Check every line below, and copy those that include "Names".
:: Material supplied
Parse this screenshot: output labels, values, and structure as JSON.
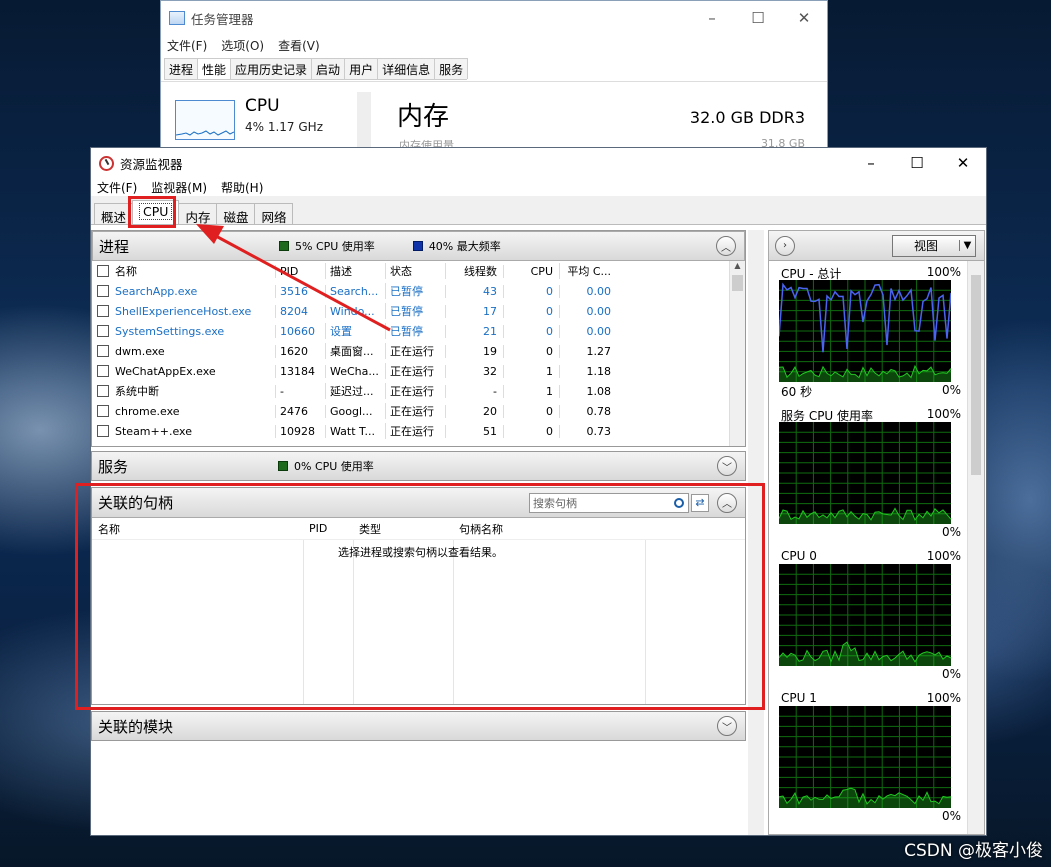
{
  "task_manager": {
    "title": "任务管理器",
    "menu": [
      "文件(F)",
      "选项(O)",
      "查看(V)"
    ],
    "tabs": [
      "进程",
      "性能",
      "应用历史记录",
      "启动",
      "用户",
      "详细信息",
      "服务"
    ],
    "active_tab": "性能",
    "cpu_title": "CPU",
    "cpu_sub": "4% 1.17 GHz",
    "mem_title": "内存",
    "mem_sub": "内存使用量",
    "mem_capacity": "32.0 GB DDR3",
    "mem_total": "31.8 GB"
  },
  "resource_monitor": {
    "title": "资源监视器",
    "menu": [
      "文件(F)",
      "监视器(M)",
      "帮助(H)"
    ],
    "tabs": [
      "概述",
      "CPU",
      "内存",
      "磁盘",
      "网络"
    ],
    "active_tab": "CPU",
    "processes": {
      "title": "进程",
      "cpu_usage": "5% CPU 使用率",
      "max_freq": "40% 最大频率",
      "columns": [
        "名称",
        "PID",
        "描述",
        "状态",
        "线程数",
        "CPU",
        "平均 C..."
      ],
      "rows": [
        {
          "name": "SearchApp.exe",
          "pid": "3516",
          "desc": "Search...",
          "state": "已暂停",
          "threads": "43",
          "cpu": "0",
          "avg": "0.00",
          "suspended": true
        },
        {
          "name": "ShellExperienceHost.exe",
          "pid": "8204",
          "desc": "Windo...",
          "state": "已暂停",
          "threads": "17",
          "cpu": "0",
          "avg": "0.00",
          "suspended": true
        },
        {
          "name": "SystemSettings.exe",
          "pid": "10660",
          "desc": "设置",
          "state": "已暂停",
          "threads": "21",
          "cpu": "0",
          "avg": "0.00",
          "suspended": true
        },
        {
          "name": "dwm.exe",
          "pid": "1620",
          "desc": "桌面窗...",
          "state": "正在运行",
          "threads": "19",
          "cpu": "0",
          "avg": "1.27",
          "suspended": false
        },
        {
          "name": "WeChatAppEx.exe",
          "pid": "13184",
          "desc": "WeCha...",
          "state": "正在运行",
          "threads": "32",
          "cpu": "1",
          "avg": "1.18",
          "suspended": false
        },
        {
          "name": "系统中断",
          "pid": "-",
          "desc": "延迟过...",
          "state": "正在运行",
          "threads": "-",
          "cpu": "1",
          "avg": "1.08",
          "suspended": false
        },
        {
          "name": "chrome.exe",
          "pid": "2476",
          "desc": "Googl...",
          "state": "正在运行",
          "threads": "20",
          "cpu": "0",
          "avg": "0.78",
          "suspended": false
        },
        {
          "name": "Steam++.exe",
          "pid": "10928",
          "desc": "Watt T...",
          "state": "正在运行",
          "threads": "51",
          "cpu": "0",
          "avg": "0.73",
          "suspended": false
        }
      ]
    },
    "services": {
      "title": "服务",
      "cpu_usage": "0% CPU 使用率"
    },
    "handles": {
      "title": "关联的句柄",
      "search_placeholder": "搜索句柄",
      "columns": [
        "名称",
        "PID",
        "类型",
        "句柄名称"
      ],
      "empty_message": "选择进程或搜索句柄以查看结果。"
    },
    "modules": {
      "title": "关联的模块"
    },
    "view_button": "视图",
    "graphs": [
      {
        "title": "CPU - 总计",
        "max": "100%",
        "left": "60 秒",
        "min": "0%",
        "series": [
          "green",
          "blue"
        ]
      },
      {
        "title": "服务 CPU 使用率",
        "max": "100%",
        "min": "0%",
        "series": [
          "green"
        ]
      },
      {
        "title": "CPU 0",
        "max": "100%",
        "min": "0%",
        "series": [
          "green"
        ]
      },
      {
        "title": "CPU 1",
        "max": "100%",
        "min": "0%",
        "series": [
          "green"
        ]
      }
    ]
  },
  "colors": {
    "suspended_text": "#1a6fc4",
    "annotation_red": "#e02020",
    "graph_bg": "#000000",
    "graph_grid": "#0f6b0f",
    "graph_green": "#21c821",
    "graph_blue": "#4a63f0"
  },
  "watermark": "CSDN @极客小俊"
}
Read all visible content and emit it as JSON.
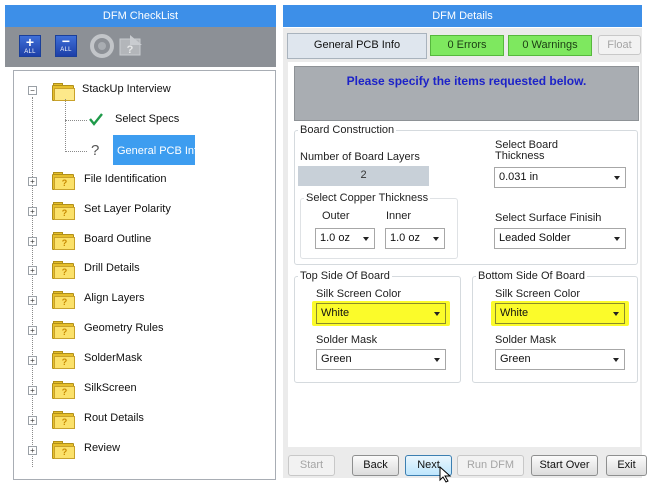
{
  "left_panel": {
    "title": "DFM CheckList",
    "toolbar": {
      "expand_all_label": "ALL",
      "collapse_all_label": "ALL"
    },
    "tree": {
      "root": {
        "label": "StackUp Interview"
      },
      "children": [
        {
          "label": "Select Specs"
        },
        {
          "label": "General PCB Info"
        }
      ],
      "items": [
        {
          "label": "File Identification"
        },
        {
          "label": "Set Layer Polarity"
        },
        {
          "label": "Board Outline"
        },
        {
          "label": "Drill Details"
        },
        {
          "label": "Align Layers"
        },
        {
          "label": "Geometry Rules"
        },
        {
          "label": "SolderMask"
        },
        {
          "label": "SilkScreen"
        },
        {
          "label": "Rout Details"
        },
        {
          "label": "Review"
        }
      ],
      "folder_mark": "?",
      "selected_color": "#3d9df0"
    }
  },
  "right_panel": {
    "title": "DFM Details",
    "tab": "General PCB Info",
    "errors": "0 Errors",
    "warnings": "0 Warnings",
    "float_button": "Float",
    "banner": "Please specify the items requested below.",
    "board_construction": {
      "title": "Board Construction",
      "layers_label": "Number of Board Layers",
      "layers_value": "2",
      "thickness_label_line1": "Select Board",
      "thickness_label_line2": "Thickness",
      "thickness_value": "0.031 in",
      "copper": {
        "title": "Select Copper Thickness",
        "outer_label": "Outer",
        "inner_label": "Inner",
        "outer_value": "1.0 oz",
        "inner_value": "1.0 oz"
      },
      "surface_label": "Select Surface Finisih",
      "surface_value": "Leaded Solder"
    },
    "top_side": {
      "title": "Top Side Of Board",
      "silk_label": "Silk Screen Color",
      "silk_value": "White",
      "mask_label": "Solder Mask",
      "mask_value": "Green"
    },
    "bottom_side": {
      "title": "Bottom Side Of Board",
      "silk_label": "Silk Screen Color",
      "silk_value": "White",
      "mask_label": "Solder Mask",
      "mask_value": "Green"
    },
    "buttons": {
      "start": "Start",
      "back": "Back",
      "next": "Next",
      "run_dfm": "Run DFM",
      "start_over": "Start Over",
      "exit": "Exit"
    }
  },
  "colors": {
    "header_blue": "#3d8fe8",
    "status_green": "#7ee85f",
    "highlight_yellow": "#fbfb2a",
    "banner_blue_text": "#1c22c8"
  }
}
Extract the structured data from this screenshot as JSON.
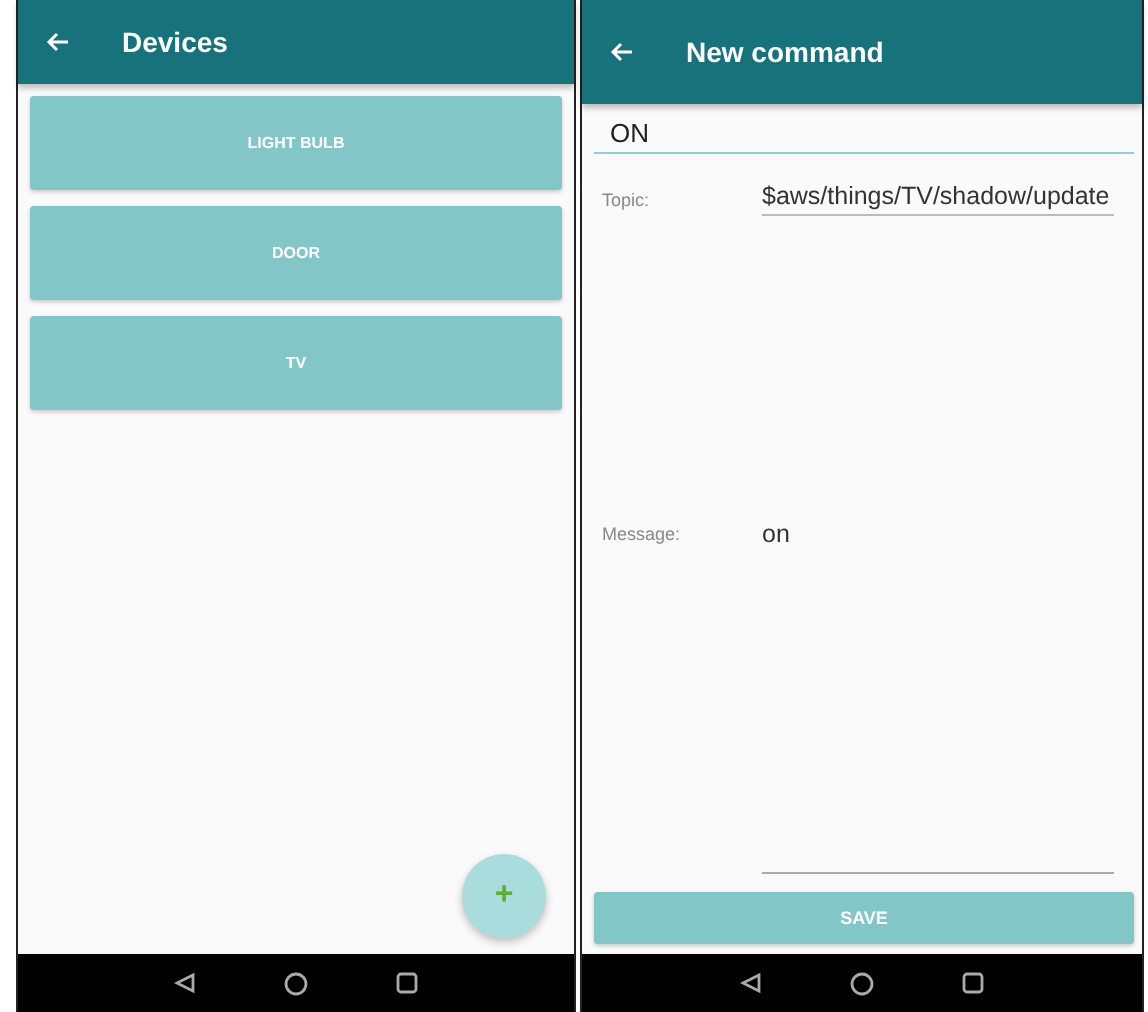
{
  "devices_screen": {
    "title": "Devices",
    "devices": [
      "LIGHT BULB",
      "DOOR",
      "TV"
    ],
    "fab": "+"
  },
  "command_screen": {
    "title": "New command",
    "name_value": "ON",
    "topic_label": "Topic:",
    "topic_value": "$aws/things/TV/shadow/update",
    "message_label": "Message:",
    "message_value": "on",
    "save_button": "SAVE"
  }
}
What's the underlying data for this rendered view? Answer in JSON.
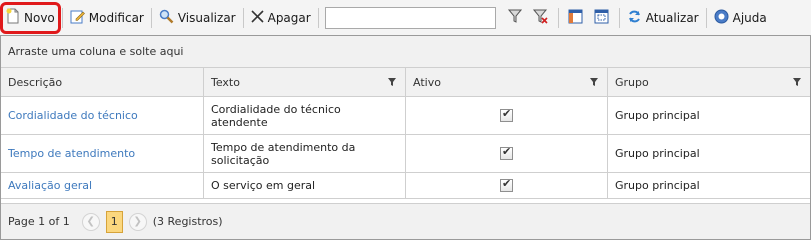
{
  "toolbar": {
    "novo": "Novo",
    "modificar": "Modificar",
    "visualizar": "Visualizar",
    "apagar": "Apagar",
    "search_value": "",
    "atualizar": "Atualizar",
    "ajuda": "Ajuda"
  },
  "grid": {
    "group_panel": "Arraste uma coluna e solte aqui",
    "columns": [
      "Descrição",
      "Texto",
      "Ativo",
      "Grupo"
    ],
    "rows": [
      {
        "descricao": "Cordialidade do técnico",
        "texto": "Cordialidade do técnico atendente",
        "ativo": true,
        "grupo": "Grupo principal"
      },
      {
        "descricao": "Tempo de atendimento",
        "texto": "Tempo de atendimento da solicitação",
        "ativo": true,
        "grupo": "Grupo principal"
      },
      {
        "descricao": "Avaliação geral",
        "texto": "O serviço em geral",
        "ativo": true,
        "grupo": "Grupo principal"
      }
    ]
  },
  "pager": {
    "summary": "Page 1 of 1",
    "current_page": "1",
    "records": "(3 Registros)"
  },
  "colors": {
    "highlight": "#e0191b",
    "link": "#3e79bd",
    "current_page": "#fbd77e"
  }
}
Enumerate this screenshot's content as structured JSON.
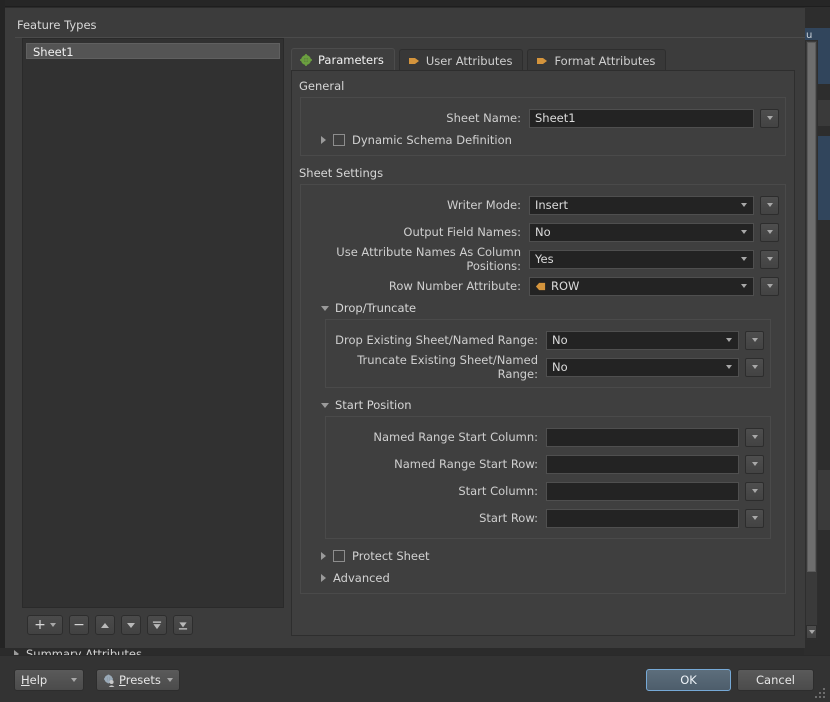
{
  "window": {
    "section_title": "Feature Types"
  },
  "feature_types": {
    "items": [
      {
        "label": "Sheet1",
        "selected": true
      }
    ],
    "toolbar": [
      {
        "name": "add-feature-type-button",
        "icon": "plus-icon",
        "label": "+"
      },
      {
        "name": "remove-feature-type-button",
        "icon": "minus-icon",
        "label": "−"
      },
      {
        "name": "move-up-button",
        "icon": "triangle-up-icon",
        "label": ""
      },
      {
        "name": "move-down-button",
        "icon": "triangle-down-icon",
        "label": ""
      },
      {
        "name": "move-to-top-button",
        "icon": "move-to-top-icon",
        "label": ""
      },
      {
        "name": "move-to-bottom-button",
        "icon": "move-to-bottom-icon",
        "label": ""
      }
    ]
  },
  "tabs": [
    {
      "label": "Parameters",
      "icon": "green-gear-icon",
      "active": true
    },
    {
      "label": "User Attributes",
      "icon": "orange-arrow-icon",
      "active": false
    },
    {
      "label": "Format Attributes",
      "icon": "orange-arrow-icon",
      "active": false
    }
  ],
  "general": {
    "group_label": "General",
    "sheet_name": {
      "label": "Sheet Name:",
      "value": "Sheet1"
    },
    "dynamic_schema": {
      "label": "Dynamic Schema Definition",
      "checked": false,
      "expanded": false
    }
  },
  "sheet_settings": {
    "group_label": "Sheet Settings",
    "rows": [
      {
        "label": "Writer Mode:",
        "value": "Insert",
        "dropdown": true
      },
      {
        "label": "Output Field Names:",
        "value": "No",
        "dropdown": true
      },
      {
        "label": "Use Attribute Names As Column Positions:",
        "value": "Yes",
        "dropdown": true
      },
      {
        "label": "Row Number Attribute:",
        "value": "ROW",
        "dropdown": true,
        "icon": "orange-attribute-icon"
      }
    ],
    "drop_truncate": {
      "label": "Drop/Truncate",
      "expanded": true,
      "rows": [
        {
          "label": "Drop Existing Sheet/Named Range:",
          "value": "No",
          "dropdown": true
        },
        {
          "label": "Truncate Existing Sheet/Named Range:",
          "value": "No",
          "dropdown": true
        }
      ]
    },
    "start_position": {
      "label": "Start Position",
      "expanded": true,
      "rows": [
        {
          "label": "Named Range Start Column:",
          "value": "",
          "dropdown": false
        },
        {
          "label": "Named Range Start Row:",
          "value": "",
          "dropdown": false
        },
        {
          "label": "Start Column:",
          "value": "",
          "dropdown": false
        },
        {
          "label": "Start Row:",
          "value": "",
          "dropdown": false
        }
      ]
    },
    "protect_sheet": {
      "label": "Protect Sheet",
      "checked": false,
      "expanded": false
    },
    "advanced": {
      "label": "Advanced",
      "expanded": false
    }
  },
  "summary_attributes": {
    "label": "Summary Attributes",
    "expanded": false
  },
  "bottom_bar": {
    "help": "Help",
    "presets": "Presets",
    "ok": "OK",
    "cancel": "Cancel"
  },
  "colors": {
    "accent_blue": "#76a9d6",
    "attribute_orange": "#d4943c",
    "gear_green": "#6b9f3f",
    "panel_bg": "#3f3f3f",
    "dialog_bg": "#3c3c3c",
    "field_bg": "#232323"
  }
}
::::
Result:
        "label": "Output Field Names:",
        "label": "Use Attribute Names As Column Positions:",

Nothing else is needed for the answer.